- To do -
Would you please write out every record exactly?

___

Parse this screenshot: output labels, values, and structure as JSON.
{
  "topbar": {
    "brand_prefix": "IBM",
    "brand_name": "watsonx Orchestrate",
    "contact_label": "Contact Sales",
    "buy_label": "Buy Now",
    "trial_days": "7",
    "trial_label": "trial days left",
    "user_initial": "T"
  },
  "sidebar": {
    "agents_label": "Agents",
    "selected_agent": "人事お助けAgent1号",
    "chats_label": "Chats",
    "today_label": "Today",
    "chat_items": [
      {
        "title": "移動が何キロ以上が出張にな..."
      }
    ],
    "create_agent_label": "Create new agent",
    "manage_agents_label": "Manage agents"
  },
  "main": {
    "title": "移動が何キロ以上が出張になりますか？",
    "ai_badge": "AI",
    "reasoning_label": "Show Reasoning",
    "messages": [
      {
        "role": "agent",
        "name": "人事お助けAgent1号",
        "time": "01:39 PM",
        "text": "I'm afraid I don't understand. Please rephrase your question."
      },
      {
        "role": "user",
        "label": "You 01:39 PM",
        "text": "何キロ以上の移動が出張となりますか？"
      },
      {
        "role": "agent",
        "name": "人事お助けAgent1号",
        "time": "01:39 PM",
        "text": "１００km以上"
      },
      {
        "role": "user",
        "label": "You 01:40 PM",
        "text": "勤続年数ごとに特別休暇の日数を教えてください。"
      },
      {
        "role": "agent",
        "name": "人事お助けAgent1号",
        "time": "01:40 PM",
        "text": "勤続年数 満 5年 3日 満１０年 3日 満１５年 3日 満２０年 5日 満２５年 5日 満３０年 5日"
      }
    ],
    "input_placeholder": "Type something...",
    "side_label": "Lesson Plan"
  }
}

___

- Reply -
Parse this screenshot: output labels, values, and structure as JSON.
{
  "topbar": {
    "brand_prefix": "IBM",
    "brand_name": "watsonx Orchestrate",
    "contact_label": "Contact Sales",
    "buy_label": "Buy Now",
    "trial_days": "7",
    "trial_label": "trial days left",
    "user_initial": "T"
  },
  "sidebar": {
    "agents_label": "Agents",
    "selected_agent": "人事お助けAgent1号",
    "chats_label": "Chats",
    "today_label": "Today",
    "chat_items": [
      {
        "title": "移動が何キロ以上が出張にな..."
      }
    ],
    "create_agent_label": "Create new agent",
    "manage_agents_label": "Manage agents"
  },
  "main": {
    "title": "移動が何キロ以上が出張になりますか？",
    "ai_badge": "AI",
    "reasoning_label": "Show Reasoning",
    "messages": [
      {
        "role": "agent",
        "name": "人事お助けAgent1号",
        "time": "01:39 PM",
        "text": "I'm afraid I don't understand. Please rephrase your question."
      },
      {
        "role": "user",
        "label": "You 01:39 PM",
        "text": "何キロ以上の移動が出張となりますか？"
      },
      {
        "role": "agent",
        "name": "人事お助けAgent1号",
        "time": "01:39 PM",
        "text": "１００km以上"
      },
      {
        "role": "user",
        "label": "You 01:40 PM",
        "text": "勤続年数ごとに特別休暇の日数を教えてください。"
      },
      {
        "role": "agent",
        "name": "人事お助けAgent1号",
        "time": "01:40 PM",
        "text": "勤続年数 満 5年 3日 満１０年 3日 満１５年 3日 満２０年 5日 満２５年 5日 満３０年 5日"
      }
    ],
    "input_placeholder": "Type something...",
    "side_label": "Lesson Plan"
  }
}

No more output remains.